By Kevin Galvin
Associated Press Writer
Monday, August 31, 1998
-- The Teamsters' executive council inched closer to a deal with
the government Monday, saying it would pay $2 million toward a
federally supervised union election.
The decision represented a reversal by the
board, which had twice rejected any contribution toward supervision
after a federal appeals court said the government was bound to
pay under the terms of a 1989 consent decree.
Direct election of union officers has been
the cornerstone of efforts to fight corruption in the 1.4 million-member
union, and federal supervision is considered essential to safeguard
But combined with the Justice Department's
offer to pay about $4 million, the board's decision still left
the court-appointed election officer about $2 million short of
the $8.6 million he estimated he would need to monitor the vote.
Federal officials were evaluating whether
the vote could be adequately supervised with only $6 million.
Ron Carey, who was elected as a reformer
in 1991, saw his narrow 1996 re-election over James P. Hoffa set
aside after investigators uncovered an illegal scheme that used
more than $800,000 to benefit his campaign.
The decision to overturn the 1996 vote, which
was underwritten with $17.5 million in federal funds, came more
than a year ago. Carey has been expelled from the union.
But the new vote has been delayed by haggling
over the bill by Congress, the Justice Department and the union.
Despite a 2nd U.S. Circuit Court of Appeals
ruling that the government had to fund the election if it wished
to supervise it, congressional Republicans reluctantly authorized
Justice to spend just more than $4 million.
The union's executive board stuck by the
appeals court ruling, but U.S. District Judge David Edelstein
in New York said Aug. 20 that he could not order the government
to pay the full cost.
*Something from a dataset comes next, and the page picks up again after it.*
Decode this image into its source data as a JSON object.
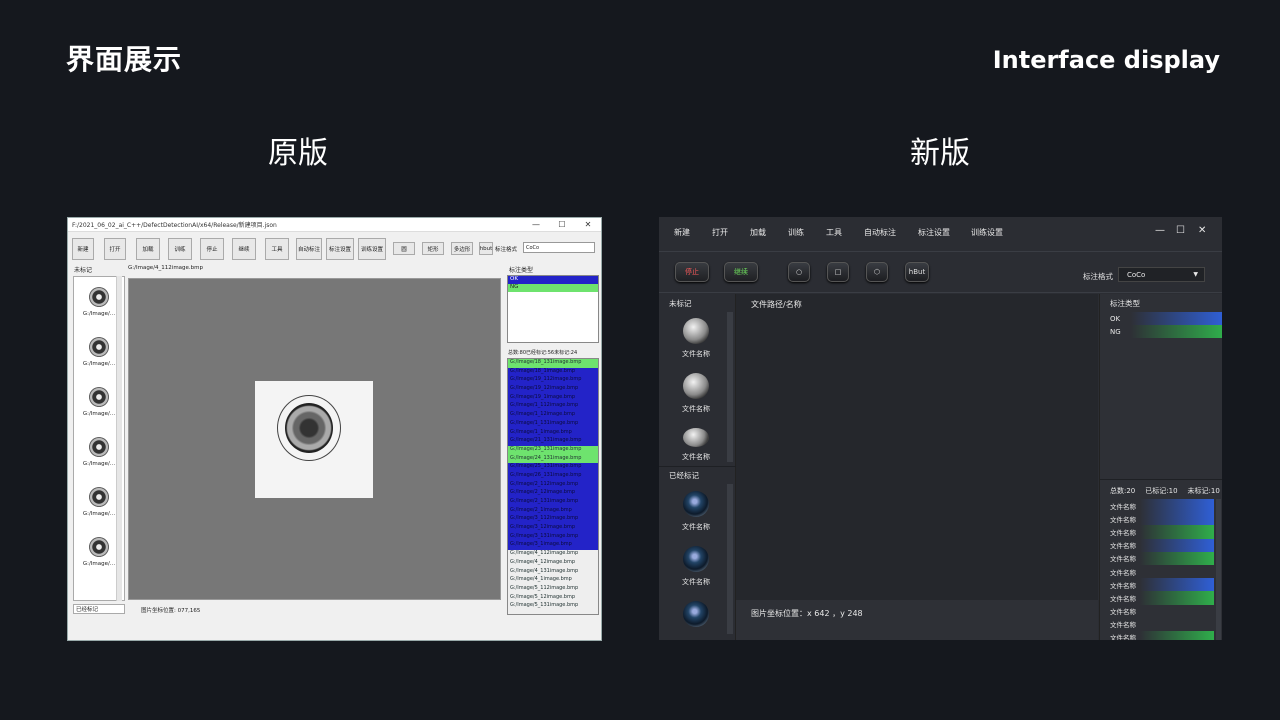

The board said it would appeal that ruling,
but voted 15-6 on Monday to offer the $2 million to avoid any
Rep. Pete Hoekstra, who originally worked
to block any federal funding for the rerun, chided the Teamsters
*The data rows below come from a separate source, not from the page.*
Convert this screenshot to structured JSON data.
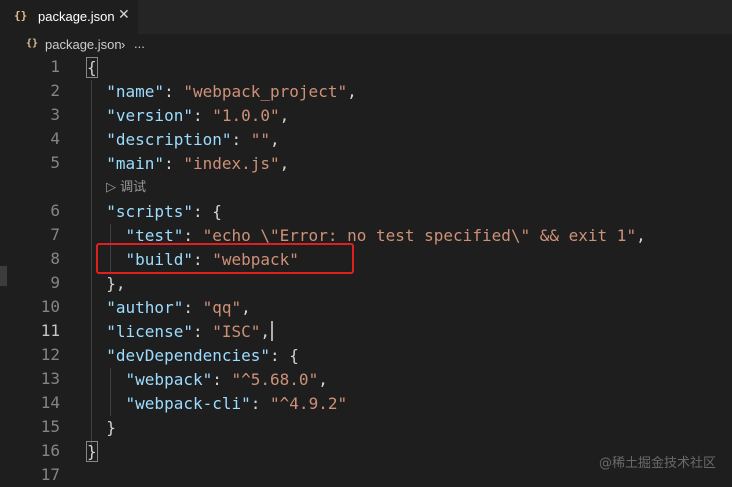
{
  "tab": {
    "icon": "{}",
    "label": "package.json",
    "close": "✕"
  },
  "breadcrumb": {
    "icon": "{}",
    "file": "package.json",
    "separator": "›",
    "more": "..."
  },
  "gutter": [
    "1",
    "2",
    "3",
    "4",
    "5",
    "6",
    "7",
    "8",
    "9",
    "10",
    "11",
    "12",
    "13",
    "14",
    "15",
    "16",
    "17"
  ],
  "codelens": "▷ 调试",
  "code": {
    "l1": "{",
    "l2_key": "\"name\"",
    "l2_val": "\"webpack_project\"",
    "l3_key": "\"version\"",
    "l3_val": "\"1.0.0\"",
    "l4_key": "\"description\"",
    "l4_val": "\"\"",
    "l5_key": "\"main\"",
    "l5_val": "\"index.js\"",
    "l6_key": "\"scripts\"",
    "l7_key": "\"test\"",
    "l7_val": "\"echo \\\"Error: no test specified\\\" && exit 1\"",
    "l8_key": "\"build\"",
    "l8_val": "\"webpack\"",
    "l9": "},",
    "l10_key": "\"author\"",
    "l10_val": "\"qq\"",
    "l11_key": "\"license\"",
    "l11_val": "\"ISC\"",
    "l12_key": "\"devDependencies\"",
    "l13_key": "\"webpack\"",
    "l13_val": "\"^5.68.0\"",
    "l14_key": "\"webpack-cli\"",
    "l14_val": "\"^4.9.2\"",
    "l15": "}",
    "l16": "}"
  },
  "watermark": "@稀土掘金技术社区",
  "colors": {
    "key": "#9cdcfe",
    "string": "#ce9178",
    "highlight": "#e02020",
    "background": "#1e1e1e"
  }
}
board for failing to cover all the remaining costs of the rerun.
``They ripped off the American taxpayer for
$18 million bucks,'' said Hoekstra, R-Mich. ``We stepped up to
the plate for $4 million more and they rubbed our faces in it.''
The six board members voting against the
measure were aligned with Hoffa's principal challenger, Tom Leedham.
They held that an expedited appeal should be sought before any
union money was promised for the election.
Leedham campaign spokesman Steve Trossman
accused Hoffa's supporters on the board -- who have been urging
the union's hierarchy to contribute toward the rerun -- of leading
it to cave in to government pressure.
``If we had listened to Hoffa ... Teamsters
would have spent $8.6 million for this election,'' Trossman said.
``That gives you an idea what kind of bargainer he could be down
As the board met, about 100 Hoffa supporters,
who believe the delays have weakened the union, marched and chanted
``Let Us Vote'' in front of union headquarters, hoping to pressure
board members to change their position.
Hoffa's campaign released a statement calling
the board's decision ``a long overdue but welcome event,'' and
asserting that $6 million ``should be adequate'' to conduct the
© Copyright 1998 The Associated